He says the point of universities is to enable young adults to solve difficult problems like mental health. Students who know how to look after themselves learn better, and they can go on to bring that learning into their communities after graduating. “They can go out and be champions for wellbeing.”
The focus on student mental health is finally beginning to move beyond providing medical solutions such as pills or counselling. The goal now needs to be making sure that preventative measures that have been proven to work are discussed and adopted more widely. These solutions are still exceptions rather than the rule.
Lucy thinks the conversation on student mental health has, though, moved on a lot in recent years. “I’m so impressed now by how much people talk about it,” she says.

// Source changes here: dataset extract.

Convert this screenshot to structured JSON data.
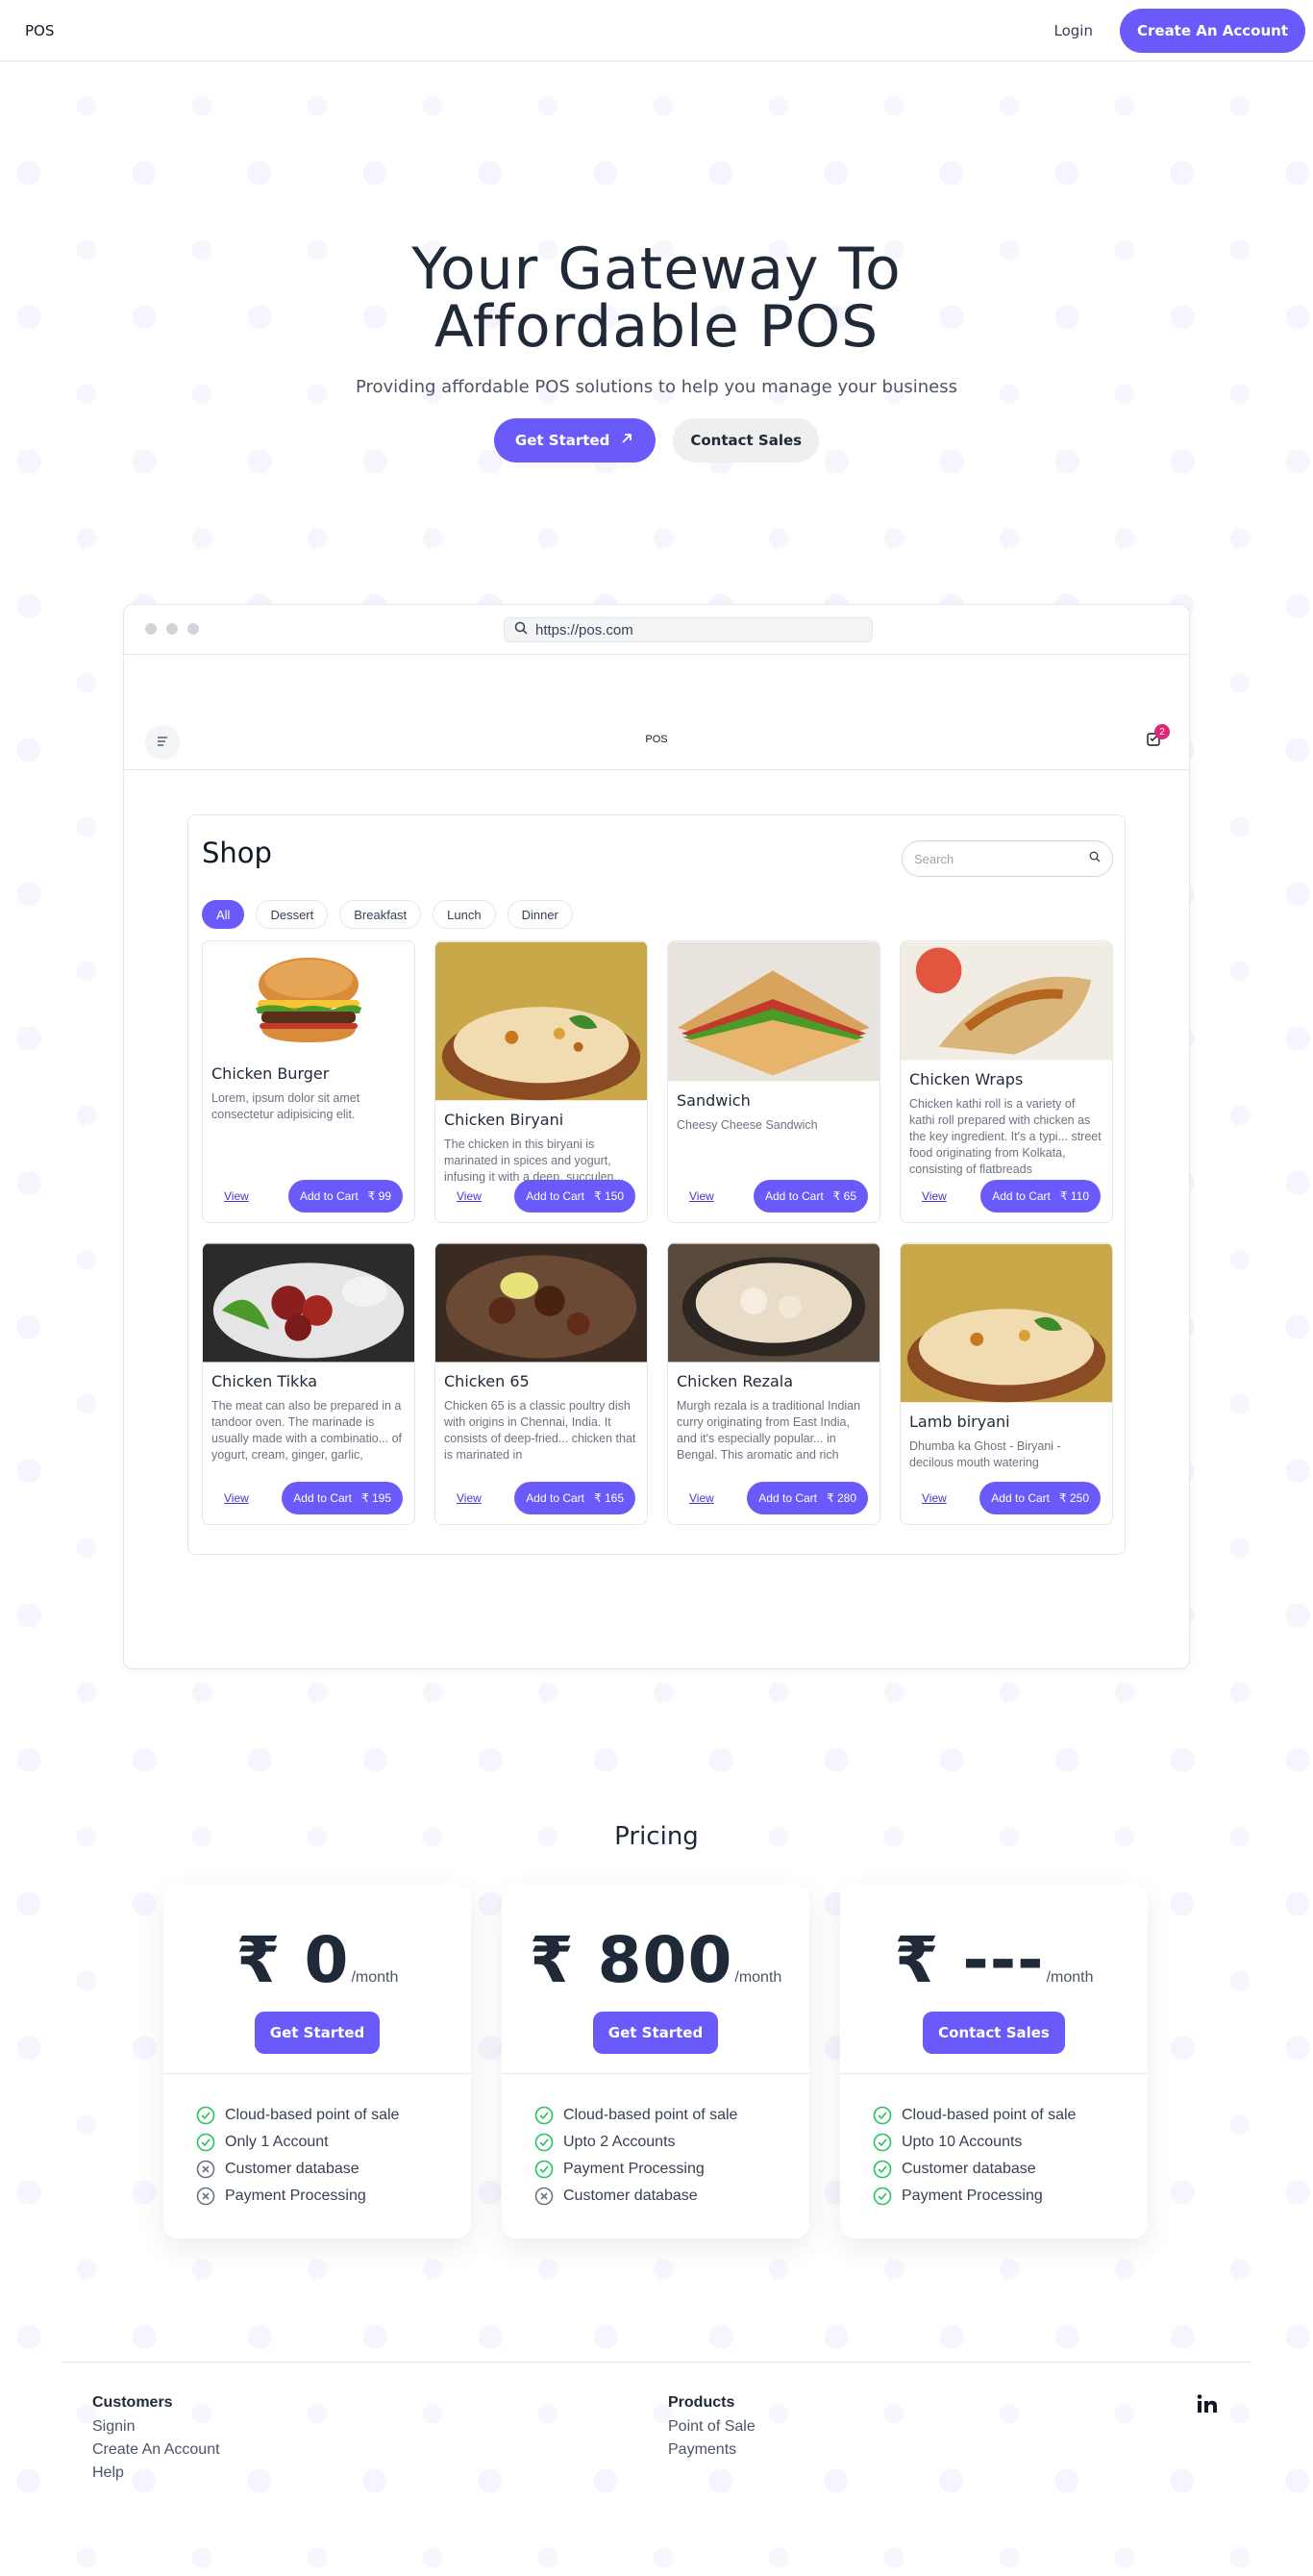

Thinking back to when she was first at university, she believes it would have helped if she’d been able to talk more about her worries and realise others were struggling too. But the coverage she sees now in the media reassures her that things are changing.
“The stories I’ve read seem to say I’m part of something bigger, I’m not alone in this,” she says. “It’s a large-scale problem, and by talking about it, we’re part of the solution.”
* Some names have been changed.
This article first appeared on Mosaic and is republished here under a Creative Commons license.